AMERICAN tourists setting their sites on a vacation this year in the newly democratic countries of East and Central Europe may find their holidays hampered somewhat by an iron curtain of unpreparedness in the local tourist industry. Western Europeans have for years made Hungary and Czechoslovakia popular vacation spots. Even before last year's revolutions, restaurants, hotels, and other tourist services had a hard time coping in those countries.
The anticipated invasion of Westerners wanting to experience the ``new Europe'' will strain things even further.
Last September, for example, there were no vacant hotel rooms in Budapest. Signs to that effect were posted at train stations, causing long lines of tired travelers to crowd government tourist offices hoping to find private rooms to rent.
There was a similar situation in Prague, with the added inconvenience that private lodging was not an alternative: A law is only now under discussion that would allow private pensions (boardinghouses) and room rentals. ``We were fully booked [during the tourist season] even before the changes,'' says Karel Stepan, rooms division manager of the Intercontinental Hotel in Prague.
``Last August, we had so many tourists from Italy, in particular, that we were looking around in towns 50 kilometers [31 miles] from Prague to find accommodation for them,'' he says.
``This January to March, our occupancy was 10 percent higher than last year, but for the season it can only be the same [as last year],'' he says. ``We only have so many rooms. We were already fully booked for May at the beginning of April - and we're an expensive hotel at $170 a double.''
Marian Skedgell, a consulting editor from Roxbury, Conn., traveled to Prague, Budapest, and Vienna in April as part of a small tour group - and found difficulties. ``Back in January, we booked for one hotel, then two weeks before the trip we were told that there was no room and we would be put in another,'' she says. ``When we arrived in Prague, we found that there was no room in this second hotel, and so we ended up in yet another.''
Members of the group had difficulty getting reservations in restaurants they wanted - and Ms. Skedgell herself was a victim of the rising street crime reported recently in Prague, Warsaw, and other cities.
``I was pickpocketed,'' she says. ``They took my wallet - but fortunately there wasn't much in it.''
Street crime in Eastern Europe is still much less than in major United States cities, and rarely involves physical violence. But, says a US embassy staffer in Prague, ``We've recently had a big increase in tourists reporting stolen wallets, passports, bags, and such.''
NEW hotels are being built, but industry sources estimate it will be years before the supply of rooms can cope with the new and growing demand from both tourists and Western businessmen.
The countries of Eastern Europe offer tourists scenery, culture, historic towns, and now the exciting sense of participating in one of the most important periods of change in the 20th century.
Nonetheless, in addition to lack of accommodations, Western tourists going to Eastern Europe for the first time should be aware of other specific problems lingering from Communist days.
If traveling independently, tourists should contact the embassies of the countries they plan to visit beforehand.
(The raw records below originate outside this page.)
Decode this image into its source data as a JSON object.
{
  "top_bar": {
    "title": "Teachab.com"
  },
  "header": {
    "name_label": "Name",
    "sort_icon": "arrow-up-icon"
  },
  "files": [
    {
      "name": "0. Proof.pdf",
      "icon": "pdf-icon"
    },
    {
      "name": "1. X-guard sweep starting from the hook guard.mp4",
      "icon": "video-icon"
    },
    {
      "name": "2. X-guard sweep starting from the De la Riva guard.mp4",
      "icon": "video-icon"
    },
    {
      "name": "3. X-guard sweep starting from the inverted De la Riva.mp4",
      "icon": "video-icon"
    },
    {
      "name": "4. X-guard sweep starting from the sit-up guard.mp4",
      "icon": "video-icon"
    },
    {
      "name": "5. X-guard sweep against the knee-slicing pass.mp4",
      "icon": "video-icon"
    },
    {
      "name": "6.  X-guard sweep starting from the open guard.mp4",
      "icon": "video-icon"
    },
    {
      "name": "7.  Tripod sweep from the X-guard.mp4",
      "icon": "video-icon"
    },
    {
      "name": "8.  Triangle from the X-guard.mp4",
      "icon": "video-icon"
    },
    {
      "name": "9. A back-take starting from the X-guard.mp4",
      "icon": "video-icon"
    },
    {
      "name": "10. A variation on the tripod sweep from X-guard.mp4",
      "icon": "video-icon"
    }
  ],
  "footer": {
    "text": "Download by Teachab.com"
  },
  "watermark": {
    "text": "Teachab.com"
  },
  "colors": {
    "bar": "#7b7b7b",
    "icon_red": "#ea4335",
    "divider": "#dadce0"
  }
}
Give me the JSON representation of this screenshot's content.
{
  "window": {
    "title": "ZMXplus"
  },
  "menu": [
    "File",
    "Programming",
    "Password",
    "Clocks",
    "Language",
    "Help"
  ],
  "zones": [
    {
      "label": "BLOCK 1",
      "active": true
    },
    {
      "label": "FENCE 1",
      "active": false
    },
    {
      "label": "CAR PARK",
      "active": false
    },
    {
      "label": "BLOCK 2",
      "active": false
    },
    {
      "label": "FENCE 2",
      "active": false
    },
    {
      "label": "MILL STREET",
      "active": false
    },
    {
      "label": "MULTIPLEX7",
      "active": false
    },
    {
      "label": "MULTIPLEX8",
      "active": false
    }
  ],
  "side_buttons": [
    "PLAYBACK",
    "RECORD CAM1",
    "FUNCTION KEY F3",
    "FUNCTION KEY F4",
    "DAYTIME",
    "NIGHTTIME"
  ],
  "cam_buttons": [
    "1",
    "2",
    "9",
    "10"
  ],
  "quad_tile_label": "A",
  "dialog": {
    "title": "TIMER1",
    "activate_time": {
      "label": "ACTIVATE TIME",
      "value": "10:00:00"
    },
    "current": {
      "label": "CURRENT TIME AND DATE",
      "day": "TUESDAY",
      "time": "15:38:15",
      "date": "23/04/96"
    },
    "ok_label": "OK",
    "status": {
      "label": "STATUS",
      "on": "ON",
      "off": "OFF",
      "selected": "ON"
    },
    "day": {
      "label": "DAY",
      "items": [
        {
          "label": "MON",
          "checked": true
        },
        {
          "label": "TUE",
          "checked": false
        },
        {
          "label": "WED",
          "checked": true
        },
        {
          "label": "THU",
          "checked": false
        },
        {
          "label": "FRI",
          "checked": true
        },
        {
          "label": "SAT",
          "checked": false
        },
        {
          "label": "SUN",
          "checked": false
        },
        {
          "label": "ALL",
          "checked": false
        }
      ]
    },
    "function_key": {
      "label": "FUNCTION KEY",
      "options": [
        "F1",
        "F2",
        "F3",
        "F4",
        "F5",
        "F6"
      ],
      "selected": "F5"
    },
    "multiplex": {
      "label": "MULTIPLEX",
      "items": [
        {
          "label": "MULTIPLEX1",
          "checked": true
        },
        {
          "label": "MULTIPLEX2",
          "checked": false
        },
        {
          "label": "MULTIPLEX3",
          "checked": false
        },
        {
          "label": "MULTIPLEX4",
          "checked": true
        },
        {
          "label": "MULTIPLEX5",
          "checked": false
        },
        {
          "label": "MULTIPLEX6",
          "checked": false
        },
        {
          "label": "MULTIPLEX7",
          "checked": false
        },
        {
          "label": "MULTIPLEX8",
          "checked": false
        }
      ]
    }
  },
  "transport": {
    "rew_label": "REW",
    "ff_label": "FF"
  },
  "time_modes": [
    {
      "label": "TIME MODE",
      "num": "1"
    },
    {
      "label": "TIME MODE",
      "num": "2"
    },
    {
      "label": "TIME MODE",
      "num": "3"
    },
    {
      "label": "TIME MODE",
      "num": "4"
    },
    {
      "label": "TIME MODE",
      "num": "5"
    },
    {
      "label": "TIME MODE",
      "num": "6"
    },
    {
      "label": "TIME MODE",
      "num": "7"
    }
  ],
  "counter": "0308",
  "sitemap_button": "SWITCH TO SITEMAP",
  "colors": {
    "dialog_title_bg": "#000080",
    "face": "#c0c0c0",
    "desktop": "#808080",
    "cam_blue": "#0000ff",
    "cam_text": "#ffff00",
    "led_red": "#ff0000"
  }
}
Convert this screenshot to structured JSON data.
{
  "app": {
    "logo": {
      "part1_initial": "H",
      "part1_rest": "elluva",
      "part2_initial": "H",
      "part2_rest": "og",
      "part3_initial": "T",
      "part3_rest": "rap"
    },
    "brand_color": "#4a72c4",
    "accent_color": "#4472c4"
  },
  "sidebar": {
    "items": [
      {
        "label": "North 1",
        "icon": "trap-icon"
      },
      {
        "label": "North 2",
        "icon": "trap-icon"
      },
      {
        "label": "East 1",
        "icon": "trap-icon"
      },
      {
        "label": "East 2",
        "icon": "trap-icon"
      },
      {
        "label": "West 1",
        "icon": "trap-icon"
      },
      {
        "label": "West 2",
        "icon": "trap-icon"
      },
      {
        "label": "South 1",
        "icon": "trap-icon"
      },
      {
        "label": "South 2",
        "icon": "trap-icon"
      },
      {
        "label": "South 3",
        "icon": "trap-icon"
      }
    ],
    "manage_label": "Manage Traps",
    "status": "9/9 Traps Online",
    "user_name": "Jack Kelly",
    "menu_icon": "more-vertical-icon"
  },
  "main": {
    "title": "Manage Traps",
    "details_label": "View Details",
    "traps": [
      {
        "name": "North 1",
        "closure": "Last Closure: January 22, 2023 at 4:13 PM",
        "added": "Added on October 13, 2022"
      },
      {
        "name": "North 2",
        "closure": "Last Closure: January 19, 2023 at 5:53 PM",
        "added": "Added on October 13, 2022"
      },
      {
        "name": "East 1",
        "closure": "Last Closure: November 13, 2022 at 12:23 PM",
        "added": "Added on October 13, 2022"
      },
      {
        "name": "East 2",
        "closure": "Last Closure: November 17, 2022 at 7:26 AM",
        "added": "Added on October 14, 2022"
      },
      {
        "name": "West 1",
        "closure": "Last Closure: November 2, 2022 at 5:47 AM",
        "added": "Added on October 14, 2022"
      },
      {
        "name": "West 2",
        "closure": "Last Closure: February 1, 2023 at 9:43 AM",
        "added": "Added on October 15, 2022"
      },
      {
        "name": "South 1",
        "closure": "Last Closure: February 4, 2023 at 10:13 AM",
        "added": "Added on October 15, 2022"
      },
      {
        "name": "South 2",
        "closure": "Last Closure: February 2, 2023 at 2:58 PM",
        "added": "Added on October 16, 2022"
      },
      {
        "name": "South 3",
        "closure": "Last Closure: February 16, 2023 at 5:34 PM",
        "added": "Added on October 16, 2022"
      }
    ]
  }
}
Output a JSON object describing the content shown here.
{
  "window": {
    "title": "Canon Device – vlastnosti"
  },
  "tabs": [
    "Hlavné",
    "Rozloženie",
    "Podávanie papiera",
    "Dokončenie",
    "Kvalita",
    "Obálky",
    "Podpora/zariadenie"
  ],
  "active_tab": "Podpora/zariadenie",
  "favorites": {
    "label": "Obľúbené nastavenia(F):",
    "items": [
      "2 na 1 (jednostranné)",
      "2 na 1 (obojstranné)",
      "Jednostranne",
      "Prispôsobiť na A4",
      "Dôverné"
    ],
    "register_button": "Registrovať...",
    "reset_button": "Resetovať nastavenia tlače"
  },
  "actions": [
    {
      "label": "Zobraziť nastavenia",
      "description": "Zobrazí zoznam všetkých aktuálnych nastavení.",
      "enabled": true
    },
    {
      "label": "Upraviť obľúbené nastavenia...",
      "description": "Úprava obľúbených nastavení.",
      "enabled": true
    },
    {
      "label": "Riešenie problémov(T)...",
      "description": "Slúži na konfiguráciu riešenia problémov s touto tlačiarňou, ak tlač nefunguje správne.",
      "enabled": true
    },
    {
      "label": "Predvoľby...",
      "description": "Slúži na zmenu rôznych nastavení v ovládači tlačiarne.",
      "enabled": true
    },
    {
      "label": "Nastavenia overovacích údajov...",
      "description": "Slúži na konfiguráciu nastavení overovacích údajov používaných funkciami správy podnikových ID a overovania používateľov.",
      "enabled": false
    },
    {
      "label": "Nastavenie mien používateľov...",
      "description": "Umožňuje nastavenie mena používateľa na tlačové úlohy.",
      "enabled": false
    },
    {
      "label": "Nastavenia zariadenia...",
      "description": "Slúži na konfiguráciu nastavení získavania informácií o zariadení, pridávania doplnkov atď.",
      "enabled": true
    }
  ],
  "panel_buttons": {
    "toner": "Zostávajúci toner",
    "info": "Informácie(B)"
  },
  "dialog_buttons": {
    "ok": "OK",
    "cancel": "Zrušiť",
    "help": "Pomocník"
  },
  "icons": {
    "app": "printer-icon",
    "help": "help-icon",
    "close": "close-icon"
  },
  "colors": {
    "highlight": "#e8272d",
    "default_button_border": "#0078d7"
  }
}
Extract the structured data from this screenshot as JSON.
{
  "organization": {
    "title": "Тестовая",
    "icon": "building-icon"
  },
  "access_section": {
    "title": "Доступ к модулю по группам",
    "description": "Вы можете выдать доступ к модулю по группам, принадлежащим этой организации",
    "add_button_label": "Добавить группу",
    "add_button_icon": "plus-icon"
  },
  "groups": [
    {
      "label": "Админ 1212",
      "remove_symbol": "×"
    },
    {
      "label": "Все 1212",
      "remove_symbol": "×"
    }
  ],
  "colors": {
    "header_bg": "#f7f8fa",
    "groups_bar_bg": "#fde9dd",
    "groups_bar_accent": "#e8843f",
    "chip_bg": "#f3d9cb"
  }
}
Tourists should ask if visas are still needed, or under what conditions they can now be obtained at borders, and whether tourists must change a minimum amount of money per each day's stay. Even if visas are obtainable at the border, getting them ahead saves time and hassles.
Once in the country, change small amounts of money; local currencies can't be converted back, and it's illegal to take them in or out of the country.
Prices of all goods and services except hotel rooms are generally much cheaper than anywhere in the West. Except in the most deluxe, Western-oriented establishments, however, standards of service, quality, and hygiene can be much lower, particularly outside major cities. It's a good idea to carry with you a small bar of soap, tissues, and disposable washcloths.
Outside major tourist centers, prices are cheaper and hotels may have more vacancies, but on the road hotels, restaurants, snack bars, and gasoline stations can be few and far between.
Menus, street signs, and other information are often written only in the local language or German: English is making inroads among the younger generation, but the number of people who speak it is still small.
All East European countries are suffering from economic difficulties, and - varying from country to country - many commonplace items, ranging from batteries to fresh fruit and vegetables to decaffeinated coffee to sugar substitutes, can be difficult or impossible to find. Each country, however, has a system of special stores that take only ``hard'' Western currency for imported goods unavailable elsewhere.
Telephone service can be exasperatingly primitive, making local calls difficult and international calls or fax communication virtually impossible (not to mention expensive.) The situation is worse outside the capital cities, but in places like Poland and Romania it can be hard even in the capitals.